Stay tuned, and visit the Skin Disease Hoax Archive for exciting new sightings!
- Jütte, R. (2007). The medical miracle revisited: the enlightenment debate on the miraculous golden tooth. Medicine and religion in enlightenment Europe. pgs. 196-204.
- Yamada Y, Sasaki K. (2017) Involuntary Protection Against Dermatosis: A Preliminary Observation on Trypophobia. BMC Res Notes. (10)1:658
- Mikkelson, D. (2014). Breast Rash. Retrieved from http://www.snopes.com/photos/medical/breastrash.asp 1/15/18.
- Anderoli, R. (2016, March 15). Do you have this strange disease and not even know it?. Retrieved from http://firsttoknow.com/what-is-trypophobia-hand-the-truth-revealed/.
- Konig, C. (2015, June 19). TRYPOPHOBIA HAND TUTORIAL! (SFX)! | QUEEN KINGSFX. Retrieved from https://www.youtube.com/watch?v=gRBYY1QHjMs.
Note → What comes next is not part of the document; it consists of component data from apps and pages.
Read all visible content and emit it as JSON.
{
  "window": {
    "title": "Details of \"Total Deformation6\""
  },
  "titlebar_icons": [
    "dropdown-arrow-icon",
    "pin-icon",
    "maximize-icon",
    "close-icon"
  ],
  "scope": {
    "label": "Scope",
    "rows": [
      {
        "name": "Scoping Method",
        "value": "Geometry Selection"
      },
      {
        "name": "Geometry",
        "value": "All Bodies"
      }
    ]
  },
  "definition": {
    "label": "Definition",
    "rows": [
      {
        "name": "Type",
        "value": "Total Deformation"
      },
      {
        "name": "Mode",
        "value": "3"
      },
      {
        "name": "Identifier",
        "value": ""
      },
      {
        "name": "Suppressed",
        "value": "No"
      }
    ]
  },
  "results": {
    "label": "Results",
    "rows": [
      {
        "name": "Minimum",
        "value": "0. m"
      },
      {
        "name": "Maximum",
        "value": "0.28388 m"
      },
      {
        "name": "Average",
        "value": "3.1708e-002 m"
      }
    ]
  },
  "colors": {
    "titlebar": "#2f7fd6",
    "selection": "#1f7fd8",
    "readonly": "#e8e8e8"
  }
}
- Mikkelson, D. (2015) Fingertips Damaged from Computer Use? Retrieved from https://www.snopes.com/photos/gruesome/fingers.asp
- Christensen B. (2016) The Curious Case of Ham-Face Girl (And Poor Ted From Hoax Slayer). Retrieved from http://www.hoax-slayer.net/the-curious-case-of-ham-face-girl-and-poor-ted-from-hoax-slayer 1/15/18.
- Blue Waffle. (2015, September 1). Blue Waffle Infection Pictures. Retrieved from https://www.youtube.com/watch?v=xAajSdYhWeY.
- Palma B. (2017). Is There a New, Rare Tick That Burrows Under Your Skin Undetected? Retrieved from https://www.snopes.com/new-tick-burrows 1/15/18.
- Donovan, F. Trypophobia Is The Terrifying Phobia You Didn’t Know You Had. Retrieved from https://www.unilad.co.uk/pics/these-photos-of-objects-with-holes-in-will-freak-you-out 1/15/18.
- Corcimaru, A., Morrell, D., Burkhart, C. (2017). The Internet for patient education on atopic dermatitis: friend or foe? JAAD. 76(6):1197-1198.
- google.com, Search terms: “Breast worms”, “Skin Bugs”. Search Settings: Worldwide. 2004-present, All categories. Web Search. 11/15/17
In case you want to see how pervasive Fake Photos are:
Here’s one from snopes.com of of the Obamas from a Photoshop contest for which contestants were tasked “to show us what the world would be like if it were ruled by pimps and players.”
From Brian Maurer:
Serendipitously, I had just finished reading an article on the singer-song writer Joni Mitchell prior to perusing this well-researched review. A quote from the penultimate paragraph:
Mitchell suffered serious brain trauma from an aneurysm in 2015. Now 74 years old, she also believes herself to suffer from Morgellons disease, usually described medically as a form of delusional parasitosis: “Fibers in a variety of colors protrude out of my skin like mushrooms after a rainstorm,” she pronounces to Yaffe; “they cannot be forensically identified as animal, vegetable, or mineral.”